Exercise directions => How many lines in the data below contain the word "Notice"? State only the number.

··· Material supplied ···

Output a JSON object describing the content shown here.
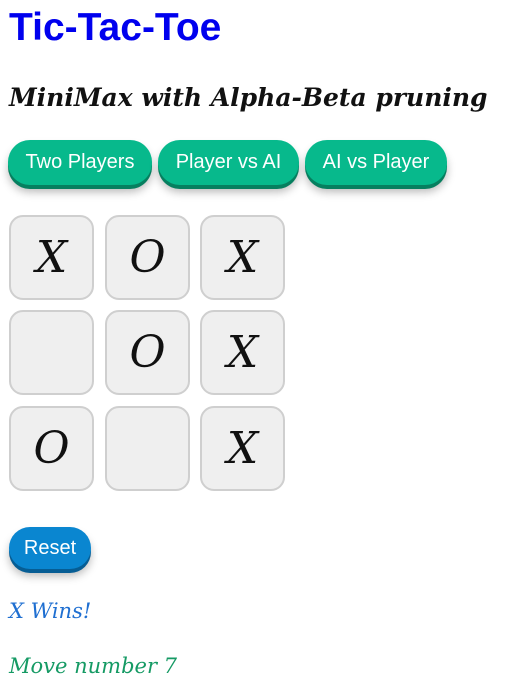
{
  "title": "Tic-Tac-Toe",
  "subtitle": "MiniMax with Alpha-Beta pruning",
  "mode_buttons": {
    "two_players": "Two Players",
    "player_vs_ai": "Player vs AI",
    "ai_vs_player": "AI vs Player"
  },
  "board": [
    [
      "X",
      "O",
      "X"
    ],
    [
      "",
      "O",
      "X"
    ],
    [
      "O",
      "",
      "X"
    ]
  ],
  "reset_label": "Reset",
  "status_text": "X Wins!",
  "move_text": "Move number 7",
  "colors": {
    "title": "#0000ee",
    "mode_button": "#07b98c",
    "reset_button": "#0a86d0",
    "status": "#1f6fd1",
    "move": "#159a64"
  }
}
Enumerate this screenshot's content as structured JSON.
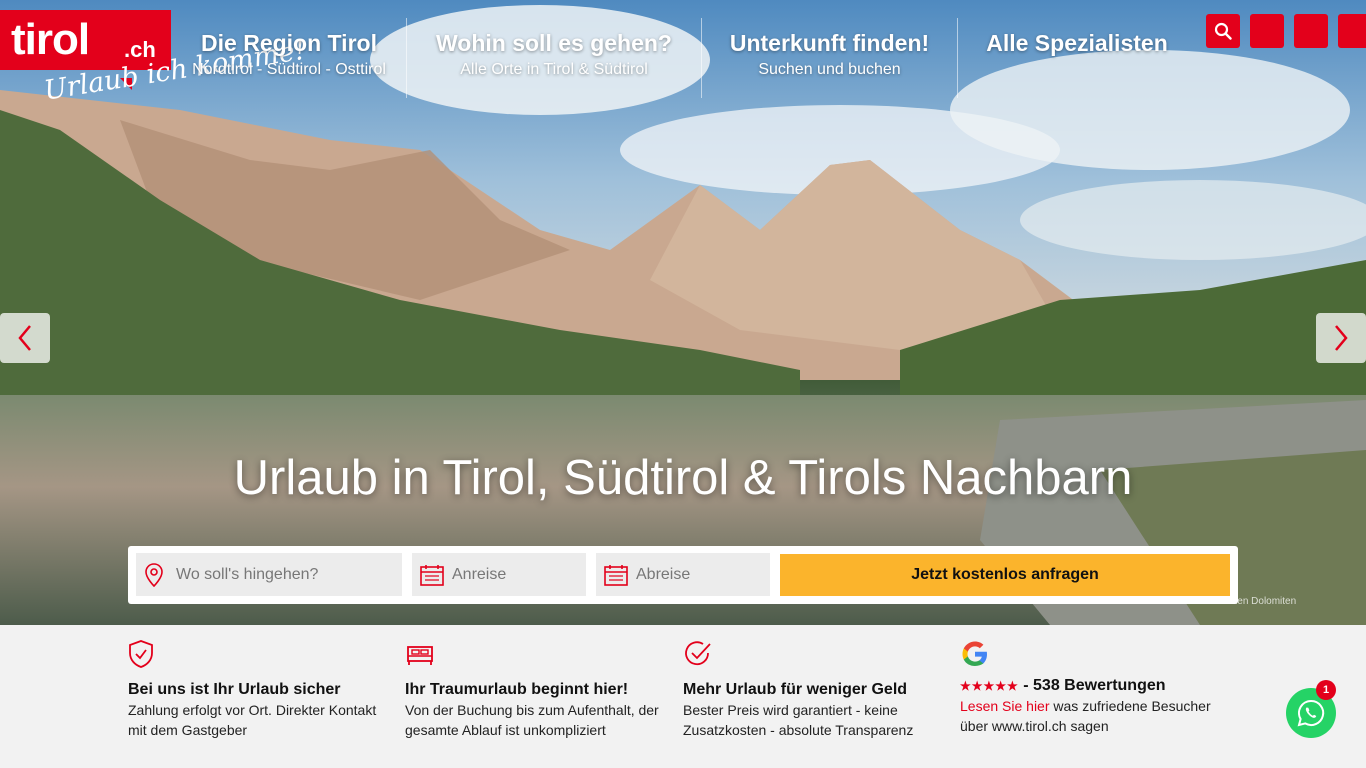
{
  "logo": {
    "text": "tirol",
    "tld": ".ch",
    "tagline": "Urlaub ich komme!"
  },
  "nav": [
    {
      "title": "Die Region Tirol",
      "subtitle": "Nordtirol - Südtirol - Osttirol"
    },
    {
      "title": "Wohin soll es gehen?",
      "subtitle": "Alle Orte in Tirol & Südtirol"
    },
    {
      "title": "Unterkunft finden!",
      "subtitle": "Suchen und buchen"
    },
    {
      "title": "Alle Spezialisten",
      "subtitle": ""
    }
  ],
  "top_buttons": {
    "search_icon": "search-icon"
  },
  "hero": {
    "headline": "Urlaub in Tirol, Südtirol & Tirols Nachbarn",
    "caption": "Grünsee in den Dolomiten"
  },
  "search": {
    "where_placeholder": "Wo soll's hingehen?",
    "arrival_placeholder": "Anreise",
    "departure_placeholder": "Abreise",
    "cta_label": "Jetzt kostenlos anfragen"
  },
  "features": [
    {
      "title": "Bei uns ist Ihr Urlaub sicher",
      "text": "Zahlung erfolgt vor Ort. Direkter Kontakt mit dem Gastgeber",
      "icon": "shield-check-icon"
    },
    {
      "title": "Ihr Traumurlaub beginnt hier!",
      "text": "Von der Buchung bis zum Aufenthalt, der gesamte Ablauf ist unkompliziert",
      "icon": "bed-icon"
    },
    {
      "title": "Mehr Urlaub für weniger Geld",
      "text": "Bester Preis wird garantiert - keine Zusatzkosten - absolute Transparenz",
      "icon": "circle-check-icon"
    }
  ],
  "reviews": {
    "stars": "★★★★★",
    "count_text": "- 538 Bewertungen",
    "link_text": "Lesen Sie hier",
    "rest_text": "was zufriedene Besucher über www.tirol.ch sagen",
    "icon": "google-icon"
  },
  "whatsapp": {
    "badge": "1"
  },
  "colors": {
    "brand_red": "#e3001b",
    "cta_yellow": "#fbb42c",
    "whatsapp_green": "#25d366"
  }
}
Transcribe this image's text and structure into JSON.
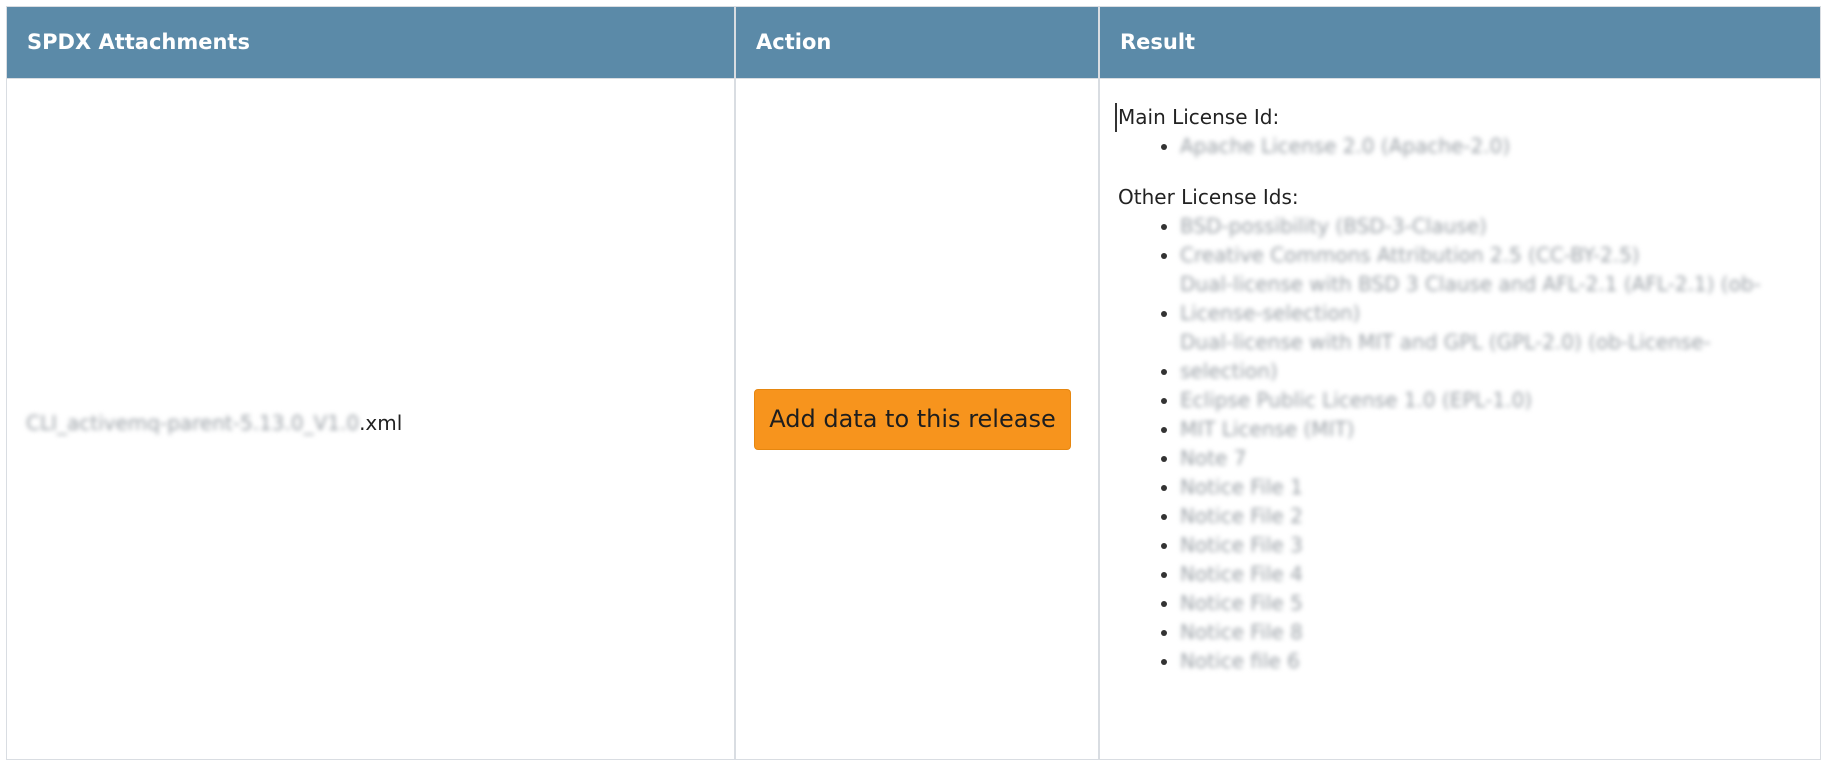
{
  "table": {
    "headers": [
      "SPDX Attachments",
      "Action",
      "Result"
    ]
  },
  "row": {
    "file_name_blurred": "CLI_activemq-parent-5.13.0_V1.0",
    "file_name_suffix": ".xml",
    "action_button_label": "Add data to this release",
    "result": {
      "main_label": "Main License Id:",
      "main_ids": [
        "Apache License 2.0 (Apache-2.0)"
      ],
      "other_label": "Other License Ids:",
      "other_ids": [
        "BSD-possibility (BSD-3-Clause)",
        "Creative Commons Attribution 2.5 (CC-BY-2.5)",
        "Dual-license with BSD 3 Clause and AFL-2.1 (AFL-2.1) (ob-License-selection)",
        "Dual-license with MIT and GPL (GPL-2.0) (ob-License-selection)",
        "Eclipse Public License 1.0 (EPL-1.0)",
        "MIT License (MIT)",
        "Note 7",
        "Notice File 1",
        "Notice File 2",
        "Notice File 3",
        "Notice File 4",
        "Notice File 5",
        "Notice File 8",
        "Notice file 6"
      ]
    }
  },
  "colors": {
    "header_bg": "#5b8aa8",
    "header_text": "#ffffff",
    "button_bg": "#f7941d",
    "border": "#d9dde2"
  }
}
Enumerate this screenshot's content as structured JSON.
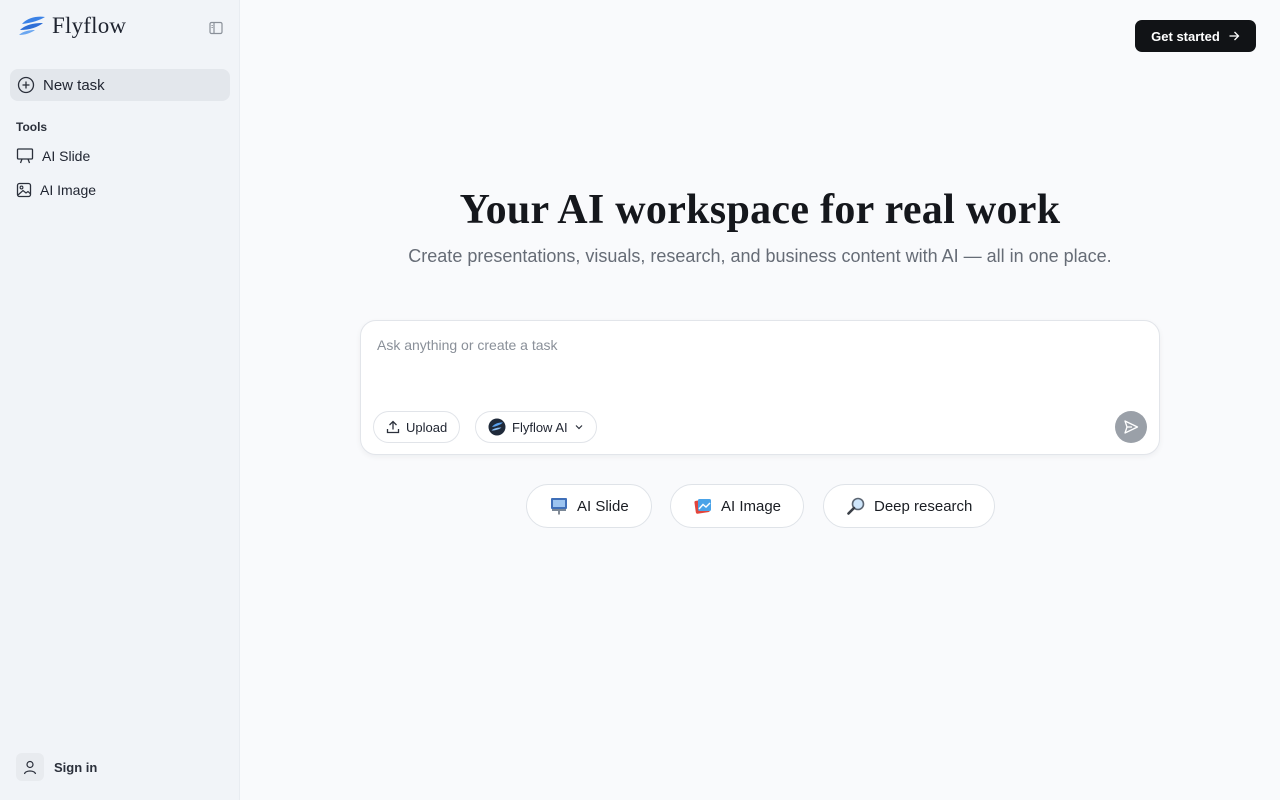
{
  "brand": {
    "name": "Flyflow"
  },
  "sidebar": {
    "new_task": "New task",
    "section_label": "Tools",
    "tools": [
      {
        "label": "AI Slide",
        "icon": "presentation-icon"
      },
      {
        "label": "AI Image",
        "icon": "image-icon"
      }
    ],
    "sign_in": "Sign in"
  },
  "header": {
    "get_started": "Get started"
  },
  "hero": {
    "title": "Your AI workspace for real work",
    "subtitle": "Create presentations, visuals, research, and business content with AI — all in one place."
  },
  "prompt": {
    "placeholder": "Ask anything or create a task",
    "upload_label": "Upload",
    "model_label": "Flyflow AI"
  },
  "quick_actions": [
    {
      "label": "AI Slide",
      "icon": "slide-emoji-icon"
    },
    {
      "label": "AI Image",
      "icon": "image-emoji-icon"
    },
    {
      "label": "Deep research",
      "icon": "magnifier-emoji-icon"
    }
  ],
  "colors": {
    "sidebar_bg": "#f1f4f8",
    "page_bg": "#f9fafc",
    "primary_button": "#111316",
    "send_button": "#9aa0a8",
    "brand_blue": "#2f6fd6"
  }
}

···

Solution to the problem => 7